You’ve probably heard the old fable of the country mouse and the city mouse. The city mouse visits his cousin in the country and pokes fun at his rustic life and plain diet. “Come back to the city with me,” he says, “and you can live like a king.”
The country mouse takes off with his cousin, who leads him to a place of bright lights and tall buildings. They enter a kitchen in a large home, where the country mouse nearly swoons at the rich perfume of baked bread and roast beef. Just as he is sinking his teeth into a bit of pepper jack cheese, however, a cat leaps into the room. Both mice run for their lives. As the country mouse dashes into the garden, he calls out over his shoulder, “No thanks, coz. My life may be hard and dull, but I’ll take my crumbs over your fine food and leave you to the cat!”

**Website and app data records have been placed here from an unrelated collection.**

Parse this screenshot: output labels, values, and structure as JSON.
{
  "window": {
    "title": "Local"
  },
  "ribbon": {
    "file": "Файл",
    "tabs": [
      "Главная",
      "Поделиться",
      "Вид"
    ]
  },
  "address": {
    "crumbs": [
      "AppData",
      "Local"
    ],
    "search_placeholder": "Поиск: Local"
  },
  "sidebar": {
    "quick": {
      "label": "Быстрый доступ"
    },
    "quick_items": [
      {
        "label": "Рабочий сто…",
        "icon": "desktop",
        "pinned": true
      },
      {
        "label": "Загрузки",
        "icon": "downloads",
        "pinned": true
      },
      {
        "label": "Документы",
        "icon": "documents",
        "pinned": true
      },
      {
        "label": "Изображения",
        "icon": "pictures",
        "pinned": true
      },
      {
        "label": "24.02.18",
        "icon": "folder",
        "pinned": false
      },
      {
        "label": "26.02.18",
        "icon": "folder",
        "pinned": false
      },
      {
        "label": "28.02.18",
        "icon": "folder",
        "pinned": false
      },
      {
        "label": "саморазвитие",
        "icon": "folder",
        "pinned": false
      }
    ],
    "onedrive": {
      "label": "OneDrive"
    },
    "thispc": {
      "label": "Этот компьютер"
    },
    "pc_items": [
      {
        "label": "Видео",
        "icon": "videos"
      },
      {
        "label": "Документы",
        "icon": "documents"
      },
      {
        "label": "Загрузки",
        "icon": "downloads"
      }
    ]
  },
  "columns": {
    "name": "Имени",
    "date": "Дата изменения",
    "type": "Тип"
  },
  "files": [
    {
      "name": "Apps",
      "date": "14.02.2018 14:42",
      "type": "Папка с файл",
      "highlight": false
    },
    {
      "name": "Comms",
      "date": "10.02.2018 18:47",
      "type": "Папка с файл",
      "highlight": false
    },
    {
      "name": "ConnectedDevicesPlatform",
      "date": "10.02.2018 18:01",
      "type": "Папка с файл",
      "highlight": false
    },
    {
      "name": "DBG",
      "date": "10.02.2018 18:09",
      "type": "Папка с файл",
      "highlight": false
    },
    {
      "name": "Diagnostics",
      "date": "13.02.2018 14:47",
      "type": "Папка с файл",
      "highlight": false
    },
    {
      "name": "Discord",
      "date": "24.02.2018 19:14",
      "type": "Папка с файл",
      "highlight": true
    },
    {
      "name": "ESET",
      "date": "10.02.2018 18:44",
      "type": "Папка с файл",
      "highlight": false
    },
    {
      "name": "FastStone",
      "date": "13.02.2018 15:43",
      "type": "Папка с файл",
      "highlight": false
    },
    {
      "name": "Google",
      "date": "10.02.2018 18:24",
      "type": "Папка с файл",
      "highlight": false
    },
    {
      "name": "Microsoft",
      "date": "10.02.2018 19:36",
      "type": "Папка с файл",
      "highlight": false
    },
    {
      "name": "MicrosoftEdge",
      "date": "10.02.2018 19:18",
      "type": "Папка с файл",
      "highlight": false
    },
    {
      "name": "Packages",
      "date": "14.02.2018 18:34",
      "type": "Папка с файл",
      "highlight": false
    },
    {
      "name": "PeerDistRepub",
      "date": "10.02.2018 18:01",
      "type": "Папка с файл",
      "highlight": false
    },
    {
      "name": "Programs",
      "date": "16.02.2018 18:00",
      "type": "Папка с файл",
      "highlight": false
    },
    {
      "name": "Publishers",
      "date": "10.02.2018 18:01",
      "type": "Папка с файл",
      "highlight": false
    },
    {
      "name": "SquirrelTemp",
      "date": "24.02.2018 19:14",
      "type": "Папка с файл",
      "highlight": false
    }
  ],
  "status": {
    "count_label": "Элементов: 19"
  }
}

Most of us are like the mice in Aesop’s Fable. The city mice consider themselves sophisticated, tough even, because they live in places like New York or Los Angeles, and sharper than their country cousins. Some of them even look at those cousins as rubes, referring to the vast expanses in which they live as “fly-over country.”
On the other hand, country mice can’t imagine paying a king’s ransom for an apartment the size of their living room, fighting traffic every day, and running at the hectic pace from dawn to dusk bragged about by their urban cousins. They like front porches, broad lawns, crickets and bird calls, and neighbors who wave as they drive past the house.

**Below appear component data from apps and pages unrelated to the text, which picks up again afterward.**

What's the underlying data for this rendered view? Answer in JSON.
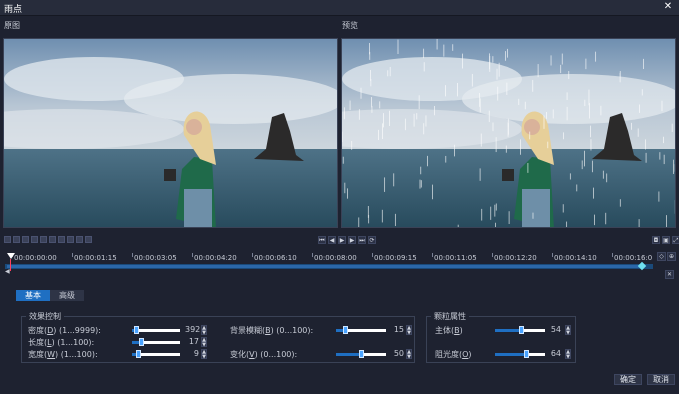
{
  "window": {
    "title": "雨点",
    "close_icon": "close-icon"
  },
  "panes": {
    "original_label": "原图",
    "preview_label": "预览"
  },
  "timeline": {
    "labels": [
      "00:00:00:00",
      "00:00:01:15",
      "00:00:03:05",
      "00:00:04:20",
      "00:00:06:10",
      "00:00:08:00",
      "00:00:09:15",
      "00:00:11:05",
      "00:00:12:20",
      "00:00:14:10",
      "00:00:16:0"
    ]
  },
  "tabs": {
    "basic": "基本",
    "advanced": "高级"
  },
  "effect_control": {
    "title": "效果控制",
    "density": {
      "label_pre": "密度(",
      "key": "D",
      "label_post": ") (1...9999):",
      "value": "392",
      "level": 0.04
    },
    "length": {
      "label_pre": "长度(",
      "key": "L",
      "label_post": ") (1...100):",
      "value": "17",
      "level": 0.17
    },
    "width": {
      "label_pre": "宽度(",
      "key": "W",
      "label_post": ") (1...100):",
      "value": "9",
      "level": 0.09
    },
    "blur": {
      "label_pre": "背景模糊(",
      "key": "B",
      "label_post": ") (0...100):",
      "value": "15",
      "level": 0.15
    },
    "variation": {
      "label_pre": "变化(",
      "key": "V",
      "label_post": ") (0...100):",
      "value": "50",
      "level": 0.5
    }
  },
  "particle": {
    "title": "颗粒属性",
    "body": {
      "label_pre": "主体(",
      "key": "B",
      "label_post": ")",
      "value": "54",
      "level": 0.54
    },
    "opacity": {
      "label_pre": "阻光度(",
      "key": "O",
      "label_post": ")",
      "value": "64",
      "level": 0.64
    }
  },
  "buttons": {
    "ok": "确定",
    "cancel": "取消"
  },
  "colors": {
    "accent": "#1f6fc2",
    "background": "#1e2230",
    "track": "#1a4a7a"
  }
}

I am now a country mouse. I live in a suburban neighborhood well away from town on a property surrounded by trees and with a splendid view of the mountains from the porch. Children safely ride their bicycles and skateboards in these quiet streets, and the loudest noise is heard on Sunday afternoons, when a neighbor takes target practice with his rifle.
I once lived as a city mouse. Boston and San Diego were home to me, as well as Asheville, North Carolina, where I lived within a five-minute walk of downtown. Though I miss my apartment from those days, and though I still visit friends and relatives there, I have no desire at all to live in Asheville again. The traffic seems worse with every visit, and the pandemic and the Black Lives Matter riots have damaged the once-pleasant shops and restaurants of the town.

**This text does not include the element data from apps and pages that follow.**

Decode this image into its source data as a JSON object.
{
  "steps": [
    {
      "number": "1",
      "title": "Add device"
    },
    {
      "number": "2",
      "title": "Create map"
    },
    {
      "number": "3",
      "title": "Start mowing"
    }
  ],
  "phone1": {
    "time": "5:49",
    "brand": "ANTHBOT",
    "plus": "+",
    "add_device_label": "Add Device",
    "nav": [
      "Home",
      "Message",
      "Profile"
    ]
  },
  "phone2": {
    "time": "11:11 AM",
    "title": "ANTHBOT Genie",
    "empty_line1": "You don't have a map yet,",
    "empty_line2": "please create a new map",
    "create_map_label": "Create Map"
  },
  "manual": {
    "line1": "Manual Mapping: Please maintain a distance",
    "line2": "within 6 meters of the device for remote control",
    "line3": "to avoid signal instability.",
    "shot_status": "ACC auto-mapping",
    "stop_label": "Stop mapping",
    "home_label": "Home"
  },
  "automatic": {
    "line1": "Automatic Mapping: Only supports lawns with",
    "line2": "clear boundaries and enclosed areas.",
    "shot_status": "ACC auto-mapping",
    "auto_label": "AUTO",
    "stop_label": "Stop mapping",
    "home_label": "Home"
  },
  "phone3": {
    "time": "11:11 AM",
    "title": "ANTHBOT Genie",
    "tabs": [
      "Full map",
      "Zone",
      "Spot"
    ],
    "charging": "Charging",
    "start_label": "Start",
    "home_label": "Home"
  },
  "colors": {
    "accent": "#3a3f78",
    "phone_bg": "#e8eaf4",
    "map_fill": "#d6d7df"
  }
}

Meanwhile, the cat is growing more and more aggressive in many American cities.
This cat does not eat the mice – at least, not directly. Instead, it gulps down their hard-earned money, levying heavy taxes on everything imaginable. It regulates to death the ambitious mice who wish to open a business, it orders the mice about as if they were slaves, the schools it provides for young mice are often terrible, and the cat is now failing even in its basic duty to protect some of the mice from predators.
As a result, some of the mice are now following the example of the country mouse in the fable and pulling up stakes, leaving the cat and the city behind. Record numbers of New Yorkers are leaving that place, so much so that moving companies can’t keep up with the demand. In “The city has become unbearable,” correspondent Sally Lockwood reports on the flight of residents from Los Angeles, including famous comedian and podcaster Joe Rogan. Those abandoning LA cite the growing number of homeless, the terrible traffic, out-of-control taxes, and crime as reasons for making their getaways. Just last week, Boeing announced it was moving its manufacturing operations from Washington State, with its left-wing governor, to the greener pastures of business-friendly South Carolina.
This exodus has positive effects for some country mice. Just two weeks ago, my sister sold her house outside of Winston-Salem for the full asking price in one day to the very first buyer who looked at it. Here in Front Royal, Virginia, where I act as caretaker for my daughter and son-in-law’s house, a real-estate agent mentioned she could have the place sold in a weekend, again for the full price, most likely to someone seeking to escape the congestion and higher taxes of Northern Virginia.
If you are a participant in this exodus, we country mice do ask one favor of you. When you escape the city, please leave behind those bankrupt policies that some of you helped install there in your government. We country mice like low taxes, lots of freedom, and good schools. Instead of coming here and trying to teach us how to better our lives, we suggest you watch, listen, and learn a few lessons first.
Leave the cat behind you.
Jeff Minick lives in Front Royal, Virginia, and may be found online at jeffminick.com. He is the author of two novels, Amanda Bell and Dust on Their Wings, and two works of non-fiction, Learning as I Go and Movies Make the Man.